- Strengthen U.S. media coverage of Iran’s ethnic minorities. U.S. government media, such as Voice of America, Radio Farda, and Radio Free Europe/Radio Liberty, currently do not significantly cover Iran’s ethnic minorities or developments outside Iran’s Persian-majority cities. Since these media outlets already broadcast in several of Iran’s minority languages (Azerbaijani, Kurdish, and Arabic), they can provide programming for Iran’s minorities at little or no additional cost.
- Monitor and study the impact of foreign television broadcasts in the minority languages. Foreign broadcasts have a significant impact on Iran’s ethnic minorities. These include Turkish, Azerbaijani, and Iraqi Kurdistan television, as well as U.S.-based Gunaz TV. U.S. government agencies should study the impact of these broadcasts within Iran. Many Gunaz TV shows are interactive, and the broadcasts can shed light on attitudes and developments in Iran’s minority provinces.
Finally, by granting interviews in minority-language broadcasts, U.S. officials can reach larger swaths of the population of Iran.
When assessing the viewing rates of foreign broadcasts in Iran, Washington should include the non-Persian-language foreign broadcasts in addition to the Persian language broadcasts.
- Consult with neighboring countries about Iran’s ethnic minorities.
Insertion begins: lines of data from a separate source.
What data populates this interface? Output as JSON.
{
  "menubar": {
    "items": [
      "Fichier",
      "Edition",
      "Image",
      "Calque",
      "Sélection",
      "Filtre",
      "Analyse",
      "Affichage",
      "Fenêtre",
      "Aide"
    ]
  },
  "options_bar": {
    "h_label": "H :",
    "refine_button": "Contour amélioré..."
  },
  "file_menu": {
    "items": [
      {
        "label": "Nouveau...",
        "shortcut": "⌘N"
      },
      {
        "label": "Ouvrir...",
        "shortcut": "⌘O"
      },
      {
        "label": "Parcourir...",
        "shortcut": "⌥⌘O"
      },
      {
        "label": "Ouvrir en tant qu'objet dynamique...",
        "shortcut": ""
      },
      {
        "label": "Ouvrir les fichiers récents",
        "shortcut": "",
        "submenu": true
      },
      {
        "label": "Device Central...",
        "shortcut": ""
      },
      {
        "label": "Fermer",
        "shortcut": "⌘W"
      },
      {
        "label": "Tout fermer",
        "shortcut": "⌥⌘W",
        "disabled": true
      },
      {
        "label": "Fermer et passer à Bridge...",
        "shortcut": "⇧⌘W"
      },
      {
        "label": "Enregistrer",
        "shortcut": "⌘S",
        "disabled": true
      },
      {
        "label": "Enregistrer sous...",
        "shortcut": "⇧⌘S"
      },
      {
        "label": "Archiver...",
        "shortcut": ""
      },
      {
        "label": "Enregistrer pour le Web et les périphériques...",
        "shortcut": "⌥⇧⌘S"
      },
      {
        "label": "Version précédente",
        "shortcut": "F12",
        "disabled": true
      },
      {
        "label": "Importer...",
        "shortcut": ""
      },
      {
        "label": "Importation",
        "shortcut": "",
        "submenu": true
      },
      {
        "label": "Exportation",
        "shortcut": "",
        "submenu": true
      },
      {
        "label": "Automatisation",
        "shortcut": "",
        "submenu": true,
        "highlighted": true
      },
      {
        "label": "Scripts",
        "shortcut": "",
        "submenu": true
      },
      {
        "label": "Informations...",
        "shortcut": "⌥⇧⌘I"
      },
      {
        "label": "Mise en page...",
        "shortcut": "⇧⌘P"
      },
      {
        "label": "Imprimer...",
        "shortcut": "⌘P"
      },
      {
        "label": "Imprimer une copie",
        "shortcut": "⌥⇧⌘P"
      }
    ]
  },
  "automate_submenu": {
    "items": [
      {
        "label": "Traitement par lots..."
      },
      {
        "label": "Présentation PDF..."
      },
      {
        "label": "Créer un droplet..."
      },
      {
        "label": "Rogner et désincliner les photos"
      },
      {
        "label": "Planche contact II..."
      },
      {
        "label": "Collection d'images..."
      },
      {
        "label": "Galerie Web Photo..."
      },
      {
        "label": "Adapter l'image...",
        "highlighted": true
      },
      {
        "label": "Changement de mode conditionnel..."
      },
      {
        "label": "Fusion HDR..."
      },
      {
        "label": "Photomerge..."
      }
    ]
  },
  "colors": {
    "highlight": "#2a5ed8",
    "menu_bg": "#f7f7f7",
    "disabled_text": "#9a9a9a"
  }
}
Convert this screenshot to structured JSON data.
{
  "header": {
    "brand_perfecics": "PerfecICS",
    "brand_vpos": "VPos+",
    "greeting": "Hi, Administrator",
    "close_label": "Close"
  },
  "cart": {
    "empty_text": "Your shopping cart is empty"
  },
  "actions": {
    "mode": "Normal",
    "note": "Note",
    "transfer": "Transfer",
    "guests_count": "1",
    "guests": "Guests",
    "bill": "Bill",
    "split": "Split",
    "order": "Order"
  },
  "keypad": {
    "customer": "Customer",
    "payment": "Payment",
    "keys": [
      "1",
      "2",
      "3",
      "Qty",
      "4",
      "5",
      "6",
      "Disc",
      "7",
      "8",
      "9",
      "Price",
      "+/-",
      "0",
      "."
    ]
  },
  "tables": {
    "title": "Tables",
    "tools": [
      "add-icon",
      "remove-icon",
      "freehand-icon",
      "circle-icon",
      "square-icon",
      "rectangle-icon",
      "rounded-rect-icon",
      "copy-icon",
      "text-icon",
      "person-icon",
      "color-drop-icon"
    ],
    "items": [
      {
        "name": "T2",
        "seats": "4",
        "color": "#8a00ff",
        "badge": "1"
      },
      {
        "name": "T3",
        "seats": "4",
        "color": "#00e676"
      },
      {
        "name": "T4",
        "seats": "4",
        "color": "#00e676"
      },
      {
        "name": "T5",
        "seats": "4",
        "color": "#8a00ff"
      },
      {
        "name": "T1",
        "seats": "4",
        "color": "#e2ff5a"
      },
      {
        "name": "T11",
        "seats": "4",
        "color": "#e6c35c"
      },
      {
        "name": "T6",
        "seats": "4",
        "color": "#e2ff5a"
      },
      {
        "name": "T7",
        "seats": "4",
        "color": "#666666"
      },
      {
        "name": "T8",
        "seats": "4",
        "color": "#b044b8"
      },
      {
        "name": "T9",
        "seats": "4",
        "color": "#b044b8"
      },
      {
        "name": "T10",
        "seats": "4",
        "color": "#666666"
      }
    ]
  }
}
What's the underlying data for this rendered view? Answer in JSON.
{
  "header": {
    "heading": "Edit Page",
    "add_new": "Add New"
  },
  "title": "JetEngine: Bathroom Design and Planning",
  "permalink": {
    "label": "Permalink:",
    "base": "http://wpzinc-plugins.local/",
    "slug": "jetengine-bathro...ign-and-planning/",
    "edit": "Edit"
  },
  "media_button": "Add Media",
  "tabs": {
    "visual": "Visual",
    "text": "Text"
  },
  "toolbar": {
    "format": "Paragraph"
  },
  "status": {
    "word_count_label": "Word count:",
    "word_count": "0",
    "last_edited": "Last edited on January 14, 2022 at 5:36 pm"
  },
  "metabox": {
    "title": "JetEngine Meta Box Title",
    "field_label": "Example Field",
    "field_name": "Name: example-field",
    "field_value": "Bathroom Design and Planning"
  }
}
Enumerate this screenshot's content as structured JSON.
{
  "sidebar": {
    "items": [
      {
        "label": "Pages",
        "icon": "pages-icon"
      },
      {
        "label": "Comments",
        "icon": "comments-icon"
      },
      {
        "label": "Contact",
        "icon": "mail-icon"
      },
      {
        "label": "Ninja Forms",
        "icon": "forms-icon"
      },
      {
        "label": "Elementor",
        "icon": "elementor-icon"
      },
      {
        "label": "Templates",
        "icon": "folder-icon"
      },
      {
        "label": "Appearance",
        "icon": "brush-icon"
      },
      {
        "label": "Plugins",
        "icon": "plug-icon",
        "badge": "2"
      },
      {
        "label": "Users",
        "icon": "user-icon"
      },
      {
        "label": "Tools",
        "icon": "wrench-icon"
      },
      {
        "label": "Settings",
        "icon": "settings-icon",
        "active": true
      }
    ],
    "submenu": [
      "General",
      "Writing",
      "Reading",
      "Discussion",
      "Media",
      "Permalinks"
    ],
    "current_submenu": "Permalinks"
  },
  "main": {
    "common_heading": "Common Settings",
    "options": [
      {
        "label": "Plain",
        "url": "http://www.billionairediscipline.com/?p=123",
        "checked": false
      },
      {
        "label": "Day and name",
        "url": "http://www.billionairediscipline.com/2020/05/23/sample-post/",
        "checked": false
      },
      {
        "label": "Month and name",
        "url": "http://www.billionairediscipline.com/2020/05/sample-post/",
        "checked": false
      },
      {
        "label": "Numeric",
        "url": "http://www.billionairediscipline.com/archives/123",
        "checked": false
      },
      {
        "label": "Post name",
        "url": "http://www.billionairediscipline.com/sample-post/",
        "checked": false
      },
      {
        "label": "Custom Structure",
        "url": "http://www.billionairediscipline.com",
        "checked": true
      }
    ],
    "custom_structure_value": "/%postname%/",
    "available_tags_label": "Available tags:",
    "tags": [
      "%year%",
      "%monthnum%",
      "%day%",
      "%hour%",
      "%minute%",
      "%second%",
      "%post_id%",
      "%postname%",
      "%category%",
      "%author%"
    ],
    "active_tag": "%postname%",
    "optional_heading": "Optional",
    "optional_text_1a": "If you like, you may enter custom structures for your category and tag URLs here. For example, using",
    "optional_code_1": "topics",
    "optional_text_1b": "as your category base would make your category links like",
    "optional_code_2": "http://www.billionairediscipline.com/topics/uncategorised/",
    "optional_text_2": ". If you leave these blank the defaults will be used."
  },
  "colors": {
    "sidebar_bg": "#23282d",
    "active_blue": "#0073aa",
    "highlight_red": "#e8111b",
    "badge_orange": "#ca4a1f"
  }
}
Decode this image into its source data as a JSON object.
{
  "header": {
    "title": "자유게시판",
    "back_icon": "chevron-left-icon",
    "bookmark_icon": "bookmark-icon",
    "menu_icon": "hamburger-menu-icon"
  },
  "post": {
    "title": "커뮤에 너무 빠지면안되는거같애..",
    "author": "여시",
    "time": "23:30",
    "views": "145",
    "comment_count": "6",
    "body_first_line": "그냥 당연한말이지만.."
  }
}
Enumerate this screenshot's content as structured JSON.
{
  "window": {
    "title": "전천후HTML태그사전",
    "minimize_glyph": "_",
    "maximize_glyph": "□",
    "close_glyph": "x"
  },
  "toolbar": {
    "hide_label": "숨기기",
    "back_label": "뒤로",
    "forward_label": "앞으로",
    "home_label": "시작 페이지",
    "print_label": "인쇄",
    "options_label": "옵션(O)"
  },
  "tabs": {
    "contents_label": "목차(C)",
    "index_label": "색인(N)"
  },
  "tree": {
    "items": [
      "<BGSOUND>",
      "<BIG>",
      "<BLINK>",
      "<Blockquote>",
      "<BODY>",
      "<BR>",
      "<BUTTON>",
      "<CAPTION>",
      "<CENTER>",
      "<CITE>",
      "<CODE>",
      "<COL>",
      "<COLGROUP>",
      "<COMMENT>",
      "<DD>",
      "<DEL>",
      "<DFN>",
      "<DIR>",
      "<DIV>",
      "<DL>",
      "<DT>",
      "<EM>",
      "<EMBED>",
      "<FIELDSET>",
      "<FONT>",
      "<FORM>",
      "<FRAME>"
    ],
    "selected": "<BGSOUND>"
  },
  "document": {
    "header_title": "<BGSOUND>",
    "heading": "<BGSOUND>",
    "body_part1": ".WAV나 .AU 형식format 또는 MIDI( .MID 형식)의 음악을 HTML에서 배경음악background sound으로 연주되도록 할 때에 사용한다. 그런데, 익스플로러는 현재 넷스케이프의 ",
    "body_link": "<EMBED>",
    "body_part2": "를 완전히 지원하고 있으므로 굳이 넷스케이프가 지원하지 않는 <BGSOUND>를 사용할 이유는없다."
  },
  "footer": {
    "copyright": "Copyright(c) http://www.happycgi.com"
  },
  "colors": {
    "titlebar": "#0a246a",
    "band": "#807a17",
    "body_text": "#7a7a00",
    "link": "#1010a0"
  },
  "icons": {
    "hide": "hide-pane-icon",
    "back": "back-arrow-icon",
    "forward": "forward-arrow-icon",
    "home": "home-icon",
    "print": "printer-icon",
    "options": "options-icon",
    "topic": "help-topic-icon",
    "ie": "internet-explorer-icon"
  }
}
In forging a new U.S. policy toward Iran’s ethnic minorities, it is important to conduct discussions with and learn from bordering countries that share ties to ethnic groups in Iran: Turkey, Azerbaijan, Turkmenistan, Pakistan, Iraq, and Afghanistan. These countries have important knowledge on the developments among co-ethnics in Iran, including insights gleaned through asylum requests and refugee flows.
- Assess the risks associated with the Ahwazi position at the center of Iran’s oil production. The bulk of Iran’s oil production and major export pipelines and ports are located in the Khuzestan region. Khuzestan is the center of Ahwazi anti-regime activity and is therefore potentially unstable. Analysts assessing global oil markets, such as at the U.S. Department of Energy’s Energy Information Agency, should increasingly assess domestic threats to oil production and export facilities in Khuzestan.